2 Heifetz, R.A., & Laurie, D.L. (1997). Mobilizing adaptive work: Beyond visionary leadership. In Conger, J.A., Spreizer, G.M., & Lawler, E.E. (Eds.), The leader's change handbook: An essential guide to setting direction and taking action (55-86). San Francisco, CA: Jossey-Bass
3 Heifetz, R.A., & Linsky, M. (2002). A survival guide for leaders. Harvard Business Review, 80. p. 70
4 Heifetz, R.A., Grashow, A., & Linsky, M. (2009). The practice of adaptive leadership: Tools and tactics for changing your organization and the world. Boston, MA: Harvard Business Press. p. 19
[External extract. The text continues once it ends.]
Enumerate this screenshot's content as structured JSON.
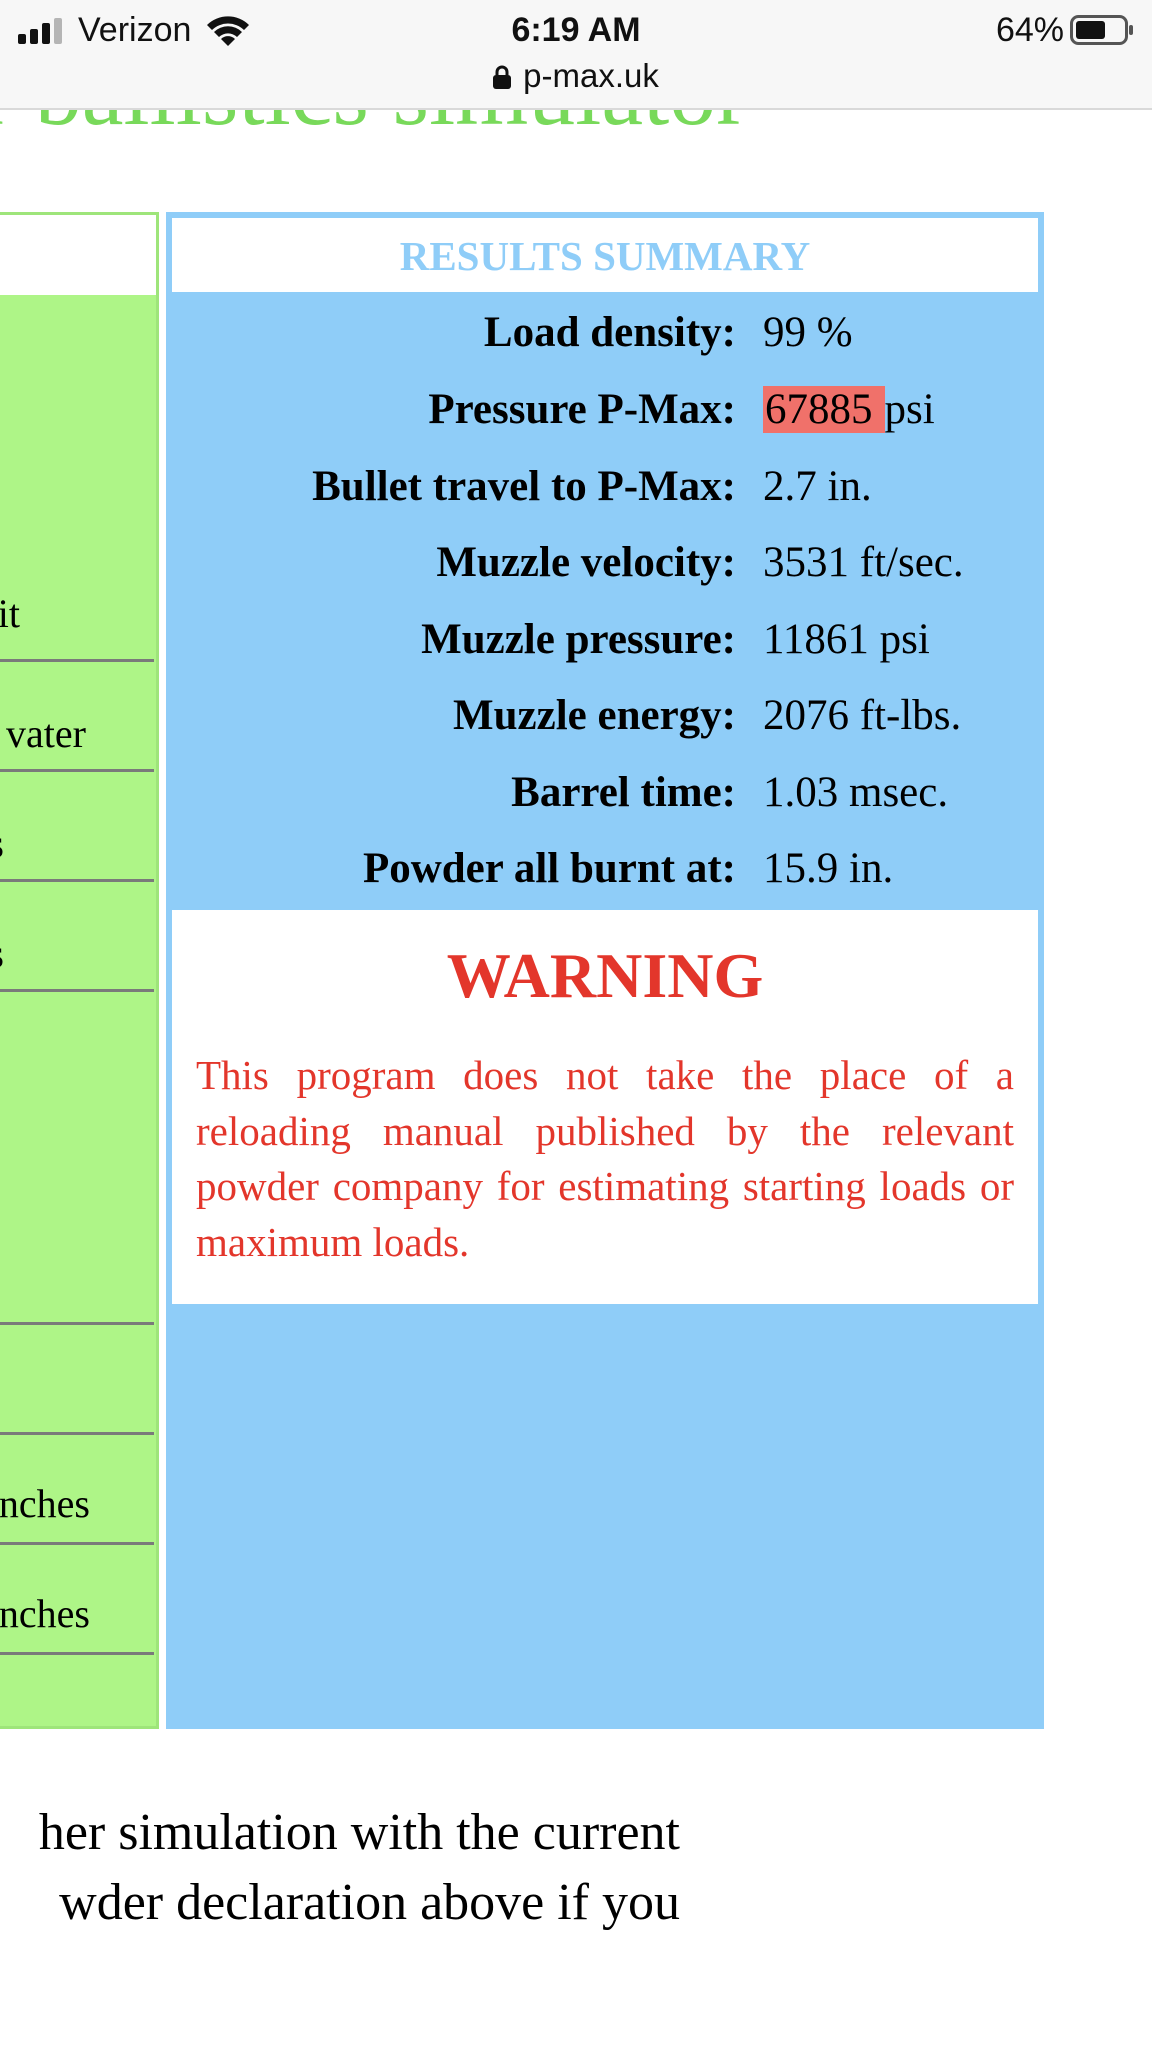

5 Jackson, P., & Delehanty, H. (2013). Eleven rings: The soul of success. New York, NY: The Penguin Press, p. 10
6 Helsing, D., & Lahey, L. (2010). Unlocking leadership potential: Overcoming immunities to change. In Bunker, K., Hall, D.T., & Kram, K.E. (Eds.), Extraordinary leadership: Addressing the gaps in senior executive development (69-94). San Francisco, CA: Jossey-Bass. p. 76
7 Jackson, P., & Delehanty, H. (2013). Eleven rings: The soul of success. New York, NY: The Penguin Press, p. 13; 158; 23
8 Jackson, P., & Delehanty, H. (2013). Eleven rings: The soul of success. New York, NY: The Penguin Press, p. 69
9 Csikszentmihalyi, M. (1990). Flow: The psychology of optimal experience. New York, NY: Harper Collins.
10 Jackson, P., & Delehanty, H. (2013). Eleven rings: The soul of success. New York, NY: The Penguin Press, p. 71
11 Jackson, P., & Delehanty, H. (2013). Eleven rings: The soul of success. New York, NY: The Penguin Press
12 Heifetz, R.A., & Laurie, D.L. (1997). Mobilizing adaptive work: Beyond visionary leadership. In Conger, J.A., Spreizer, G.M., & Lawler, E.E. (Eds.), The leader's change handbook: An essential guide to setting direction and taking action (55-86). San Francisco, CA: Jossey-Bass, p. 73
13 Jackson, P., & Delehanty, H. (2013). Eleven rings: The soul of success. New York, NY: The Penguin Press, p. 62